Porter abruptly resigned from his post at the White House on Wednesday amid abuse allegations from two ex-wives, who detailed to CNN
what they said were years of consistent abuse from Porter, including incidents of physical violence. Porter has denied those allegations,
calling them “outrageous allegations are simply false.”
Trump told reporters on Friday
that Porter’s departure was “very sad” and that “he did a very good job while he was in the White House.” The President did not express any sympathy for the women Porter allegedly abused, instead focusing on Porter’s claim of innocence.
White House chief of staff John Kelly knew for months about some claims that Porter physically and emotionally battered two ex-wives, yet didn’t conduct an internal investigation into their veracity, sources told CNN.
In that time, Porter’s stock in the White House continued to rise. By early fall
, it was widely known among Trump’s top aides both that Porter was facing troubles in obtaining a security clearance and that his ex-wives claimed he had abused them. No action was taken to remove him from the staff.
also resigned this week after being accused of domestic abuse by his ex-wife, White House spokesman Raj Shah confirmed Friday. Sorensen denied the allegations, saying he has “never committed violence of any kind against any woman in my entire life,” and alleging that he “was the victim of repeated physical violence” during his marriage.
Trump’s tweet drew backlash from some on social media, including third-ranking Senate Democrat Patty Murray.
“Women’s lives are upended every day by sexual violence and harassment. I’m going to keep standing with them, and trusting them, even if the President won’t,” the Washington senator tweeted,
along with a subtweet of Trump’s original message.
The Senate’s most senior member, Democrat Patrick Leahy of Vermont, also expressed support for victims.
“As a former prosecutor, I’ve been amazed by the bravery & sacrifice required of victims to come forward. Their lives are forever changed,” Leahy tweeted.
“Due process is critical, but it can’t be a pretext for not believing women. We don’t need to see photos of bruises to know that.”
Democratic Rep. Jackie Speier of California slammed the President’s comment, tweeting
: “Apparently his motto is when they go low, he goes even lower.”
“I do agree with @POTUS on one thing he said today, #domesticviolence does destroy lives, literally,” she added.
“3 American women are murdered every day by their husband or boyfriend.”
Trump’s spoken defense of Porter also drew ire, including from at least one member of his own party.
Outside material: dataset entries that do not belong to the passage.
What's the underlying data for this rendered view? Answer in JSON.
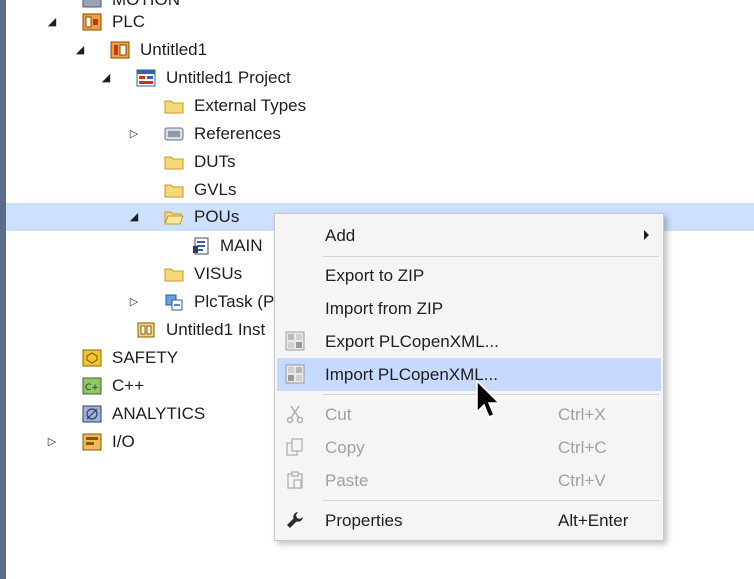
{
  "tree": {
    "motion_label": "MOTION",
    "plc_label": "PLC",
    "untitled1_label": "Untitled1",
    "project_label": "Untitled1 Project",
    "external_types_label": "External Types",
    "references_label": "References",
    "duts_label": "DUTs",
    "gvls_label": "GVLs",
    "pous_label": "POUs",
    "main_label": "MAIN",
    "visus_label": "VISUs",
    "plctask_label": "PlcTask (Pl",
    "instance_label": "Untitled1 Inst",
    "safety_label": "SAFETY",
    "cpp_label": "C++",
    "analytics_label": "ANALYTICS",
    "io_label": "I/O"
  },
  "context_menu": {
    "add": "Add",
    "export_zip": "Export to ZIP",
    "import_zip": "Import from ZIP",
    "export_plcopen": "Export PLCopenXML...",
    "import_plcopen": "Import PLCopenXML...",
    "cut": "Cut",
    "cut_shortcut": "Ctrl+X",
    "copy": "Copy",
    "copy_shortcut": "Ctrl+C",
    "paste": "Paste",
    "paste_shortcut": "Ctrl+V",
    "properties": "Properties",
    "properties_shortcut": "Alt+Enter"
  },
  "colors": {
    "selection": "#cce0ff",
    "menu_highlight": "#c6d9ff",
    "menu_background": "#f5f5f5",
    "disabled_text": "#a0a0a0"
  }
}
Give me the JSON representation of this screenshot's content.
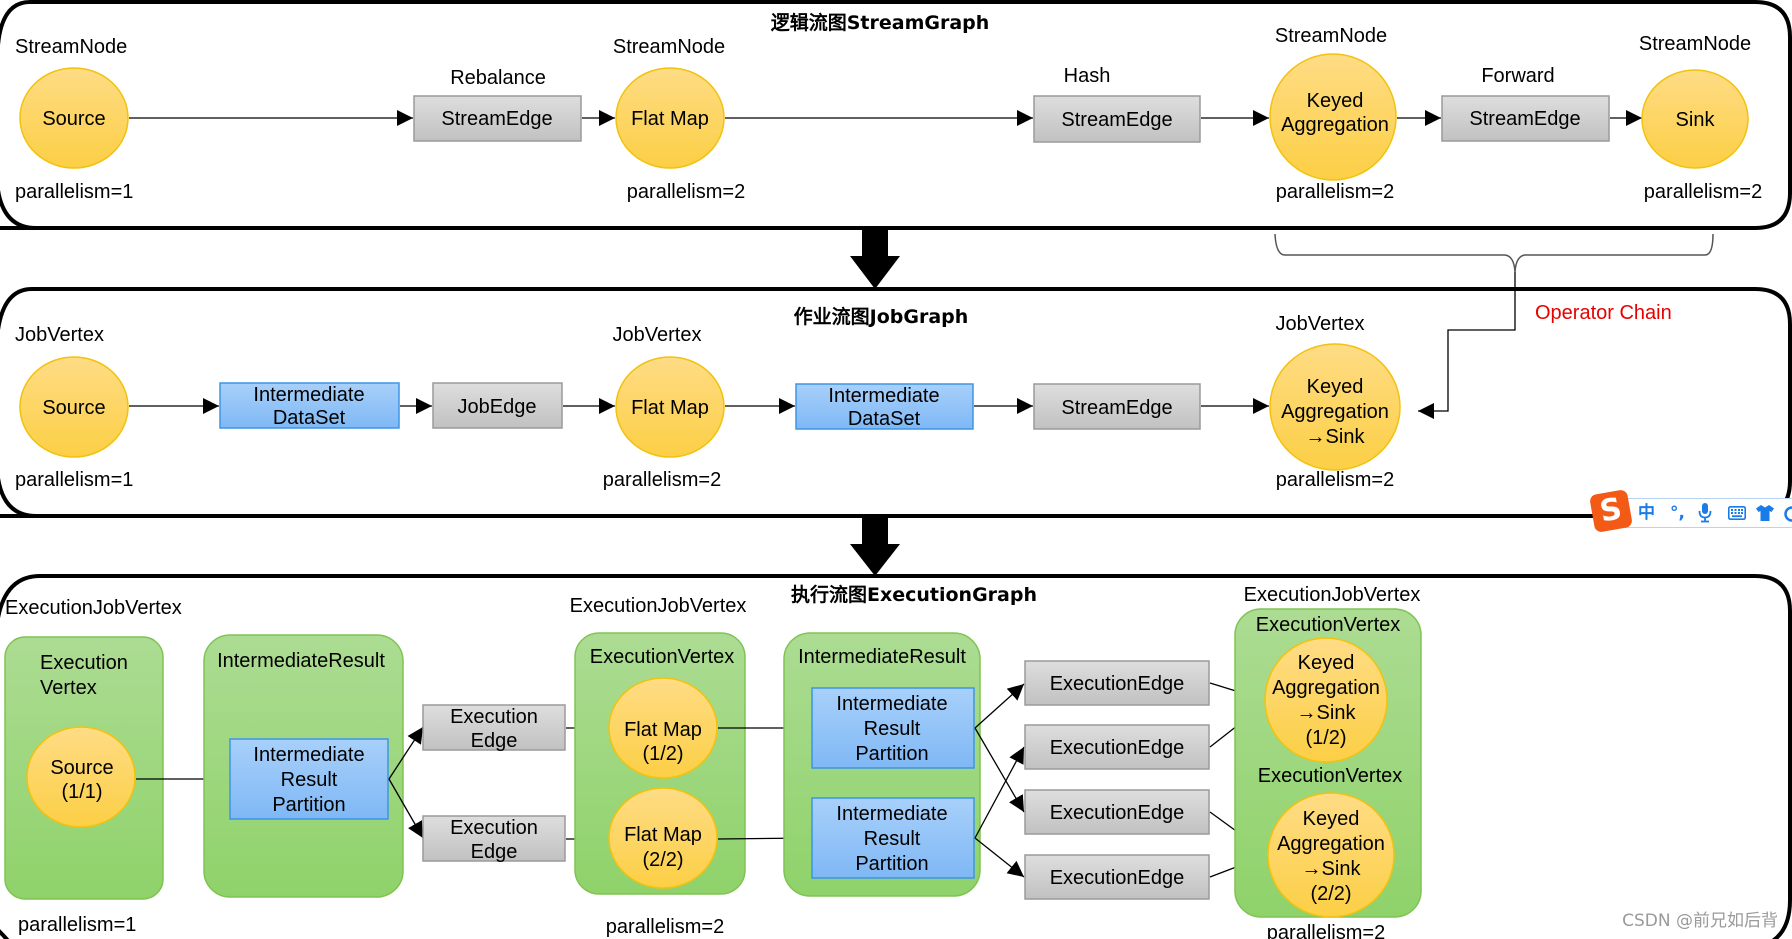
{
  "stream_graph": {
    "title": "逻辑流图StreamGraph",
    "nodes": [
      {
        "type_label": "StreamNode",
        "name": "Source",
        "parallelism": "parallelism=1"
      },
      {
        "type_label": "StreamNode",
        "name": "Flat Map",
        "parallelism": "parallelism=2"
      },
      {
        "type_label": "StreamNode",
        "name_lines": [
          "Keyed",
          "Aggregation"
        ],
        "parallelism": "parallelism=2"
      },
      {
        "type_label": "StreamNode",
        "name": "Sink",
        "parallelism": "parallelism=2"
      }
    ],
    "edges": [
      {
        "partitioner": "Rebalance",
        "label": "StreamEdge"
      },
      {
        "partitioner": "Hash",
        "label": "StreamEdge"
      },
      {
        "partitioner": "Forward",
        "label": "StreamEdge"
      }
    ],
    "operator_chain_label": "Operator Chain"
  },
  "job_graph": {
    "title": "作业流图JobGraph",
    "nodes": [
      {
        "type_label": "JobVertex",
        "name": "Source",
        "parallelism": "parallelism=1"
      },
      {
        "type_label": "JobVertex",
        "name": "Flat Map",
        "parallelism": "parallelism=2"
      },
      {
        "type_label": "JobVertex",
        "name_lines": [
          "Keyed",
          "Aggregation",
          "→Sink"
        ],
        "parallelism": "parallelism=2"
      }
    ],
    "datasets": [
      {
        "lines": [
          "Intermediate",
          "DataSet"
        ]
      },
      {
        "lines": [
          "Intermediate",
          "DataSet"
        ]
      }
    ],
    "edges": [
      {
        "label": "JobEdge"
      },
      {
        "label": "StreamEdge"
      }
    ]
  },
  "execution_graph": {
    "title": "执行流图ExecutionGraph",
    "job_vertex_label": "ExecutionJobVertex",
    "source_group": {
      "vertex_label_lines": [
        "Execution",
        "Vertex"
      ],
      "node_lines": [
        "Source",
        "(1/1)"
      ],
      "parallelism": "parallelism=1"
    },
    "result_group_1": {
      "label": "IntermediateResult",
      "partition_lines": [
        "Intermediate",
        "Result",
        "Partition"
      ]
    },
    "execution_edges_1": [
      {
        "lines": [
          "Execution",
          "Edge"
        ]
      },
      {
        "lines": [
          "Execution",
          "Edge"
        ]
      }
    ],
    "flatmap_group": {
      "vertex_label": "ExecutionVertex",
      "nodes": [
        {
          "lines": [
            "Flat Map",
            "(1/2)"
          ]
        },
        {
          "lines": [
            "Flat Map",
            "(2/2)"
          ]
        }
      ],
      "parallelism": "parallelism=2"
    },
    "result_group_2": {
      "label": "IntermediateResult",
      "partitions": [
        {
          "lines": [
            "Intermediate",
            "Result",
            "Partition"
          ]
        },
        {
          "lines": [
            "Intermediate",
            "Result",
            "Partition"
          ]
        }
      ]
    },
    "execution_edges_2": [
      "ExecutionEdge",
      "ExecutionEdge",
      "ExecutionEdge",
      "ExecutionEdge"
    ],
    "sink_group": {
      "vertex_labels": [
        "ExecutionVertex",
        "ExecutionVertex"
      ],
      "nodes": [
        {
          "lines": [
            "Keyed",
            "Aggregation",
            "→Sink",
            "(1/2)"
          ]
        },
        {
          "lines": [
            "Keyed",
            "Aggregation",
            "→Sink",
            "(2/2)"
          ]
        }
      ],
      "parallelism": "parallelism=2"
    }
  },
  "ime_toolbar": {
    "logo": "S",
    "icons": [
      {
        "name": "chinese-mode-icon",
        "glyph": "中"
      },
      {
        "name": "punctuation-icon",
        "glyph": "°,"
      },
      {
        "name": "microphone-icon",
        "glyph": "🎤"
      },
      {
        "name": "keyboard-icon",
        "glyph": "⌨"
      },
      {
        "name": "skin-shirt-icon",
        "glyph": "👕"
      }
    ]
  },
  "watermark": "CSDN @前兄如后背",
  "colors": {
    "operator_chain": "#e60000",
    "node_fill": "#fdd35c",
    "edge_box_fill": "#cfcfcf",
    "dataset_fill": "#9cc8f7",
    "group_fill": "#97d36f",
    "ime_accent": "#1a7ce8",
    "ime_logo": "#f25a16"
  }
}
Former New Jersey Republican Gov. Christine Todd Whitman tweeted:
“The fact that @realDonaldTrump praised Porter and said not a word about his abusive behavior or his former wives is typical of the WH attitude toward women and abuse.”
“Our children must learn a different lesson,” she added.
Trump’s history of lobbing allegations
Despite his call for “due process,” Trump has a history of issuing condemnations and promulgating conspiracies
based on “a mere allegation.”
He repeatedly questioned former President Barack Obama’s nationality
and the legitimacy of his American birth certificate over the course of several years, tweeting in August 2012 that “an ‘extremely credible source’ has called my office and told me that @BarackObama’s birth certificate is a fraud.” Although he publicly acknowledged Obama’s citizenship in September 2016, Trump reportedly continued to privately question
it as recently as November 2017.
In June 2016, Trump faced widespread backlash
for alleging that US District Court Judge Gonzalo Curiel, who was then overseeing a lawsuit against Trump University, had “an inherent conflict of interest” due to his Mexican heritage and calling for his recusal in the case.
“I’m building a wall. I’m trying to keep business out of Mexico. Mexico’s fine,” Trump said. “He’s of Mexican heritage, and he’s very proud of it, as I am of where I come from.”
Curiel was born in Indiana.
During the 2016 presidential campaign, Trump would address massive crowds to chants of “lock her up,” referencing his political opponent, Hillary Clinton.
The chant stems from questions surrounding Clinton’s use of a private email server during her time as secretary of state.
During the campaign, Trump called Clinton ‘guilty as hell
‘ and said she should “go to jail” over her email use, citing a potential breach of national security.
However, then-Attorney General Loretta Lynch did not pursue charges
Trump’s tendency to call for justice even if the circumstances seem questionable dates back to well before his time in the political sphere.
Trump pushed for the death penalty in the Central Park Five case, telling Larry King
in 1989, “maybe hate is what we need if we’re gonna get something done.”
At the time, Trump had bought full-page ads that ran in various New York City newspapers that read,”Bring Back The Death Penalty. Bring Back Our Police!”
Those convicted of the attack on a jogger in Manhattan’s Central Park were exonerated years later after someone else confessed to the crime.